Striking a falsetto register, Steve Traverso belted out the chorus of The Bee Gees' "Stayin' Alive" on Wednesday morning in a tiny first-floor Rayburn reception room. "Push to the beat," Traverso instructed the 30 or so Capitol Hill staffers crouched over inflatable dummies on the ornate red carpeting. They pumped their palms into the plastic torsos, listening for the slight "click" that would indicate they were pushing hard enough to save a life.
Traverso, the community CPR manager at the American Heart Association, gave the staffers a 15-minute "hands-only" lesson on what to do when faced with a cardiac emergency. By the end of the brief session, sponsored by AHA and Anthem, Traverso aimed to make the staffers feel confident to perform the life-saving technique without any hesitation. "Even though it's a short lesson, what you get to learn today, you very well may need," Traverso said, after introducing the staffers to the "Mini Anne" mannequins. In addition to CPR, he instructed the small and attentive class on how to use an automated external defibrillators. The portable devices sometimes are found in public places, like airports and airplanes, and can deliver a life-saving shock.
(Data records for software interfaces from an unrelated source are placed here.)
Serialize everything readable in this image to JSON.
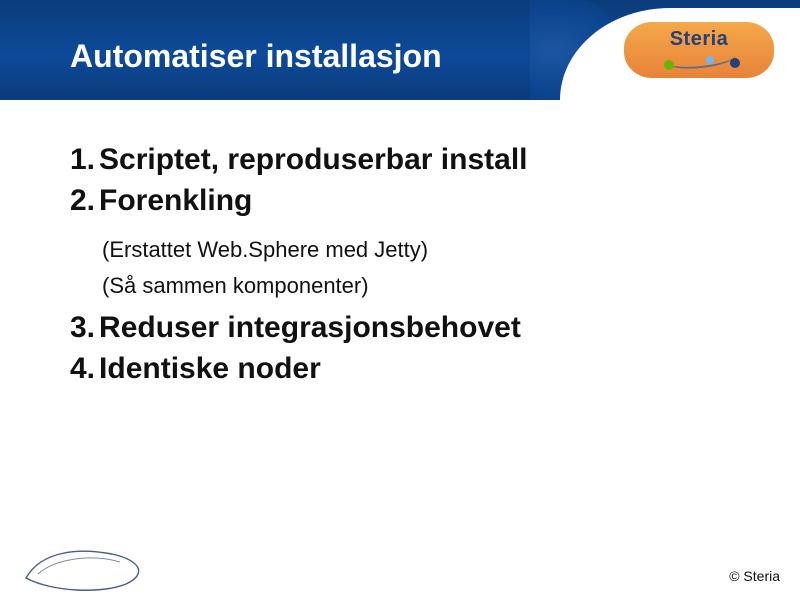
{
  "header": {
    "title": "Automatiser installasjon"
  },
  "logo": {
    "name": "Steria"
  },
  "items": [
    {
      "num": "1.",
      "text": "Scriptet, reproduserbar install"
    },
    {
      "num": "2.",
      "text": "Forenkling"
    }
  ],
  "sub_items": [
    "(Erstattet Web.Sphere med Jetty)",
    "(Så sammen komponenter)"
  ],
  "items2": [
    {
      "num": "3.",
      "text": "Reduser integrasjonsbehovet"
    },
    {
      "num": "4.",
      "text": "Identiske noder"
    }
  ],
  "footer": {
    "copyright": "© Steria"
  }
}
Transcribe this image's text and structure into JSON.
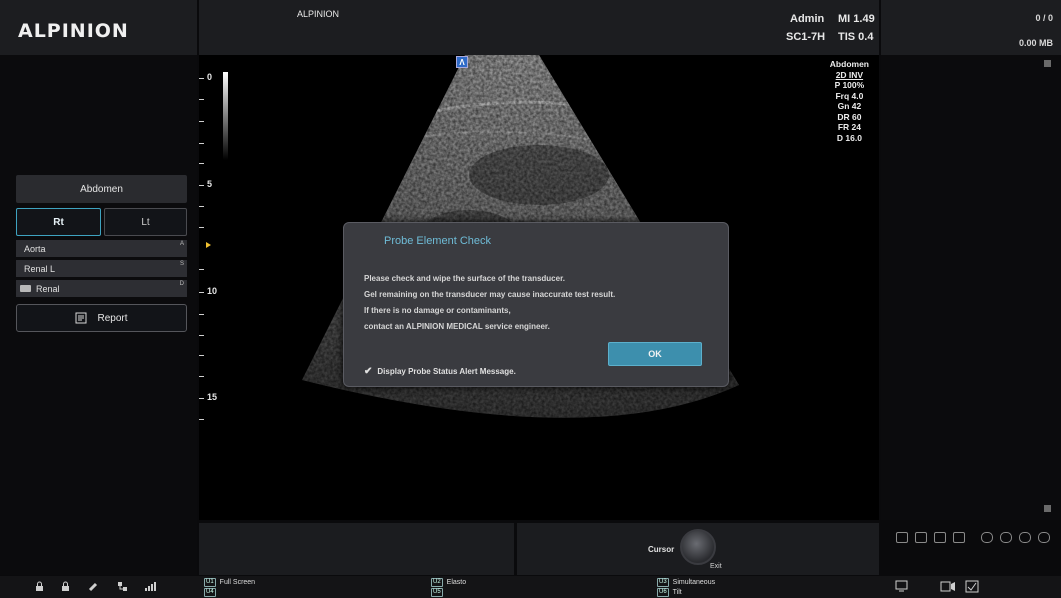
{
  "brand": {
    "logo": "ALPINION"
  },
  "header": {
    "hospital": "ALPINION",
    "user": "Admin",
    "mi": "MI 1.49",
    "probe": "SC1-7H",
    "tis": "TIS 0.4",
    "counter": "0 / 0",
    "storage": "0.00 MB"
  },
  "left_panel": {
    "anatomy": "Abdomen",
    "side_rt": "Rt",
    "side_lt": "Lt",
    "items": [
      {
        "label": "Aorta",
        "mark": "A"
      },
      {
        "label": "Renal L",
        "mark": "S"
      },
      {
        "label": "Renal",
        "mark": "D"
      }
    ],
    "report": "Report"
  },
  "image": {
    "depth_labels": [
      "0",
      "5",
      "10",
      "15"
    ],
    "params": {
      "preset": "Abdomen",
      "mode": "2D INV",
      "power": "P 100%",
      "freq": "Frq 4.0",
      "gain": "Gn 42",
      "dr": "DR 60",
      "fr": "FR 24",
      "depth": "D 16.0"
    }
  },
  "dialog": {
    "title": "Probe Element Check",
    "lines": [
      "Please check and wipe the surface of the transducer.",
      "Gel remaining on the transducer may cause inaccurate test result.",
      "If there is no damage or contaminants,",
      "contact an ALPINION MEDICAL service engineer."
    ],
    "ok": "OK",
    "checkbox_label": "Display Probe Status Alert Message.",
    "checkbox_checked": true
  },
  "controls": {
    "cursor": "Cursor",
    "exit": "Exit"
  },
  "user_keys": [
    {
      "key": "U1",
      "label": "Full Screen"
    },
    {
      "key": "U4",
      "label": ""
    },
    {
      "key": "U2",
      "label": "Elasto"
    },
    {
      "key": "U5",
      "label": ""
    },
    {
      "key": "U3",
      "label": "Simultaneous"
    },
    {
      "key": "U6",
      "label": "Tilt"
    }
  ],
  "status_icons": [
    "lock-icon",
    "lock-icon",
    "usb-icon",
    "network-icon",
    "signal-icon"
  ],
  "colors": {
    "accent": "#3ea3c0",
    "dialog_title": "#6fbcd7",
    "ok_button": "#3d8fad"
  }
}
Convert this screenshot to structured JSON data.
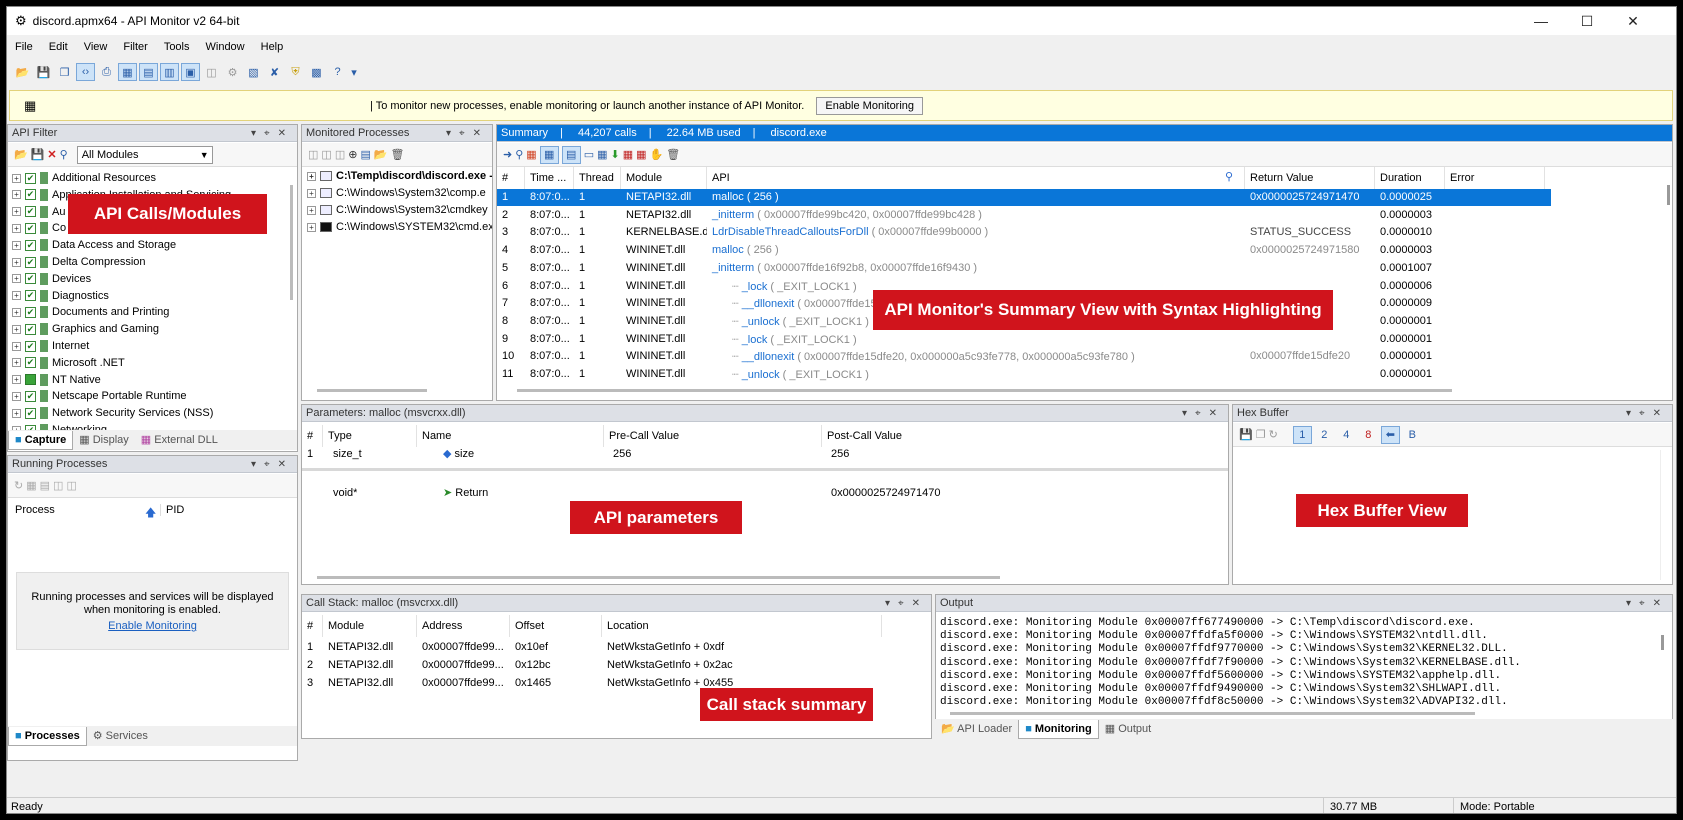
{
  "window": {
    "title": "discord.apmx64 - API Monitor v2 64-bit"
  },
  "menu": [
    "File",
    "Edit",
    "View",
    "Filter",
    "Tools",
    "Window",
    "Help"
  ],
  "infobar": {
    "message": "|  To monitor new processes, enable monitoring or launch another instance of API Monitor.",
    "button": "Enable Monitoring"
  },
  "api_filter": {
    "title": "API Filter",
    "module_select": "All Modules",
    "items": [
      "Additional Resources",
      "Application Installation and Servicing",
      "Au",
      "Co",
      "Data Access and Storage",
      "Delta Compression",
      "Devices",
      "Diagnostics",
      "Documents and Printing",
      "Graphics and Gaming",
      "Internet",
      "Microsoft .NET",
      "NT Native",
      "Netscape Portable Runtime",
      "Network Security Services (NSS)",
      "Networking"
    ],
    "tabs": [
      "Capture",
      "Display",
      "External DLL"
    ]
  },
  "monitored": {
    "title": "Monitored Processes",
    "items": [
      "C:\\Temp\\discord\\discord.exe -",
      "C:\\Windows\\System32\\comp.e",
      "C:\\Windows\\System32\\cmdkey",
      "C:\\Windows\\SYSTEM32\\cmd.ex"
    ]
  },
  "summary": {
    "header": {
      "label": "Summary",
      "calls": "44,207 calls",
      "mem": "22.64 MB used",
      "proc": "discord.exe"
    },
    "columns": [
      "#",
      "Time ...",
      "Thread",
      "Module",
      "API",
      "Return Value",
      "Duration",
      "Error"
    ],
    "rows": [
      {
        "n": "1",
        "time": "8:07:0...",
        "thread": "1",
        "module": "NETAPI32.dll",
        "fn": "malloc",
        "args": " ( 256 )",
        "ret": "0x0000025724971470",
        "dur": "0.0000025"
      },
      {
        "n": "2",
        "time": "8:07:0...",
        "thread": "1",
        "module": "NETAPI32.dll",
        "fn": "_initterm",
        "args": " ( 0x00007ffde99bc420, 0x00007ffde99bc428 )",
        "ret": "",
        "dur": "0.0000003"
      },
      {
        "n": "3",
        "time": "8:07:0...",
        "thread": "1",
        "module": "KERNELBASE.dll",
        "fn": "LdrDisableThreadCalloutsForDll",
        "args": " ( 0x00007ffde99b0000 )",
        "ret": "STATUS_SUCCESS",
        "dur": "0.0000010"
      },
      {
        "n": "4",
        "time": "8:07:0...",
        "thread": "1",
        "module": "WININET.dll",
        "fn": "malloc",
        "args": " ( 256 )",
        "ret": "0x0000025724971580",
        "dur": "0.0000003"
      },
      {
        "n": "5",
        "time": "8:07:0...",
        "thread": "1",
        "module": "WININET.dll",
        "fn": "_initterm",
        "args": " ( 0x00007ffde16f92b8, 0x00007ffde16f9430 )",
        "ret": "",
        "dur": "0.0001007"
      },
      {
        "n": "6",
        "time": "8:07:0...",
        "thread": "1",
        "module": "WININET.dll",
        "fn": "_lock",
        "args": " ( _EXIT_LOCK1 )",
        "ret": "",
        "dur": "0.0000006"
      },
      {
        "n": "7",
        "time": "8:07:0...",
        "thread": "1",
        "module": "WININET.dll",
        "fn": "__dllonexit",
        "args": " ( 0x00007ffde15dfd",
        "ret": "a0",
        "dur": "0.0000009"
      },
      {
        "n": "8",
        "time": "8:07:0...",
        "thread": "1",
        "module": "WININET.dll",
        "fn": "_unlock",
        "args": " ( _EXIT_LOCK1 )",
        "ret": "",
        "dur": "0.0000001"
      },
      {
        "n": "9",
        "time": "8:07:0...",
        "thread": "1",
        "module": "WININET.dll",
        "fn": "_lock",
        "args": " ( _EXIT_LOCK1 )",
        "ret": "",
        "dur": "0.0000001"
      },
      {
        "n": "10",
        "time": "8:07:0...",
        "thread": "1",
        "module": "WININET.dll",
        "fn": "__dllonexit",
        "args": " ( 0x00007ffde15dfe20, 0x000000a5c93fe778, 0x000000a5c93fe780 )",
        "ret": "0x00007ffde15dfe20",
        "dur": "0.0000001"
      },
      {
        "n": "11",
        "time": "8:07:0...",
        "thread": "1",
        "module": "WININET.dll",
        "fn": "_unlock",
        "args": " ( _EXIT_LOCK1 )",
        "ret": "",
        "dur": "0.0000001"
      }
    ]
  },
  "params": {
    "title": "Parameters: malloc (msvcrxx.dll)",
    "columns": [
      "#",
      "Type",
      "Name",
      "Pre-Call Value",
      "Post-Call Value"
    ],
    "row1": {
      "n": "1",
      "type": "size_t",
      "name": "size",
      "pre": "256",
      "post": "256"
    },
    "ret": {
      "type": "void*",
      "name": "Return",
      "post": "0x0000025724971470"
    }
  },
  "hex": {
    "title": "Hex Buffer",
    "buttons": [
      "1",
      "2",
      "4",
      "8",
      "B"
    ]
  },
  "running": {
    "title": "Running Processes",
    "cols": [
      "Process",
      "PID"
    ],
    "msg1": "Running processes and services will be displayed",
    "msg2": "when monitoring is enabled.",
    "link": "Enable Monitoring",
    "tabs": [
      "Processes",
      "Services"
    ]
  },
  "callstack": {
    "title": "Call Stack: malloc (msvcrxx.dll)",
    "columns": [
      "#",
      "Module",
      "Address",
      "Offset",
      "Location"
    ],
    "rows": [
      {
        "n": "1",
        "module": "NETAPI32.dll",
        "addr": "0x00007ffde99...",
        "off": "0x10ef",
        "loc": "NetWkstaGetInfo + 0xdf"
      },
      {
        "n": "2",
        "module": "NETAPI32.dll",
        "addr": "0x00007ffde99...",
        "off": "0x12bc",
        "loc": "NetWkstaGetInfo + 0x2ac"
      },
      {
        "n": "3",
        "module": "NETAPI32.dll",
        "addr": "0x00007ffde99...",
        "off": "0x1465",
        "loc": "NetWkstaGetInfo + 0x455"
      }
    ]
  },
  "output": {
    "title": "Output",
    "lines": [
      "discord.exe: Monitoring Module 0x00007ff677490000 -> C:\\Temp\\discord\\discord.exe.",
      "discord.exe: Monitoring Module 0x00007ffdfa5f0000 -> C:\\Windows\\SYSTEM32\\ntdll.dll.",
      "discord.exe: Monitoring Module 0x00007ffdf9770000 -> C:\\Windows\\System32\\KERNEL32.DLL.",
      "discord.exe: Monitoring Module 0x00007ffdf7f90000 -> C:\\Windows\\System32\\KERNELBASE.dll.",
      "discord.exe: Monitoring Module 0x00007ffdf5600000 -> C:\\Windows\\SYSTEM32\\apphelp.dll.",
      "discord.exe: Monitoring Module 0x00007ffdf9490000 -> C:\\Windows\\System32\\SHLWAPI.dll.",
      "discord.exe: Monitoring Module 0x00007ffdf8c50000 -> C:\\Windows\\System32\\ADVAPI32.dll."
    ],
    "tabs": [
      "API Loader",
      "Monitoring",
      "Output"
    ]
  },
  "status": {
    "left": "Ready",
    "mem": "30.77 MB",
    "mode": "Mode: Portable"
  },
  "labels": {
    "calls": "API Calls/Modules",
    "summary": "API Monitor's Summary View with Syntax Highlighting",
    "params": "API parameters",
    "hex": "Hex Buffer View",
    "stack": "Call stack summary"
  }
}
The full certification program for CPR and AED takes three to four hours, but the heart health advocates recognize that not everyone has that kind of time. The training session — offered twice Wednesday — was designed to impart the same critical skills to busy groups like Hill employees. Close to 100 people registered for the classes and about 60 showed up.
Gail Harris-Berry, an AHA volunteer and "heart survivor," explained that time is critical when it comes to cardiac arrest. She learned that lesson firsthand at age 46, when she suffered her first episode.
"Because many times when someone goes into cardiac arrest, if you don't get CPR immediately, the chances are you will die," she explained. Berry also reminded staffers that "cardiovascular disease is the No. 1 killer of humans."
For every minute defibrillation is delayed, the victim’s chance of survival decreases by 10 percent. If it takes an ambulance more than 10 minutes to respond to a 911 call, survival rates drop to zero. About 424,000 Americans fell victim to cardiac arrest last year outside of a hospital, according to AHA, and fewer than 45,000 victims survived. In keeping with the disco theme, organizers passed out gold Mardi Gras-style bead necklaces with "CPR" bling. They were also encouraged to get more training.
"Realistically, we'd love for everyone to get a certification, but we know that people aren't always going to be able to take a half day off work," Traverso said in an interview. The community program is designed to spread skills and awareness, he said, and hopefully make it grow "exponentially."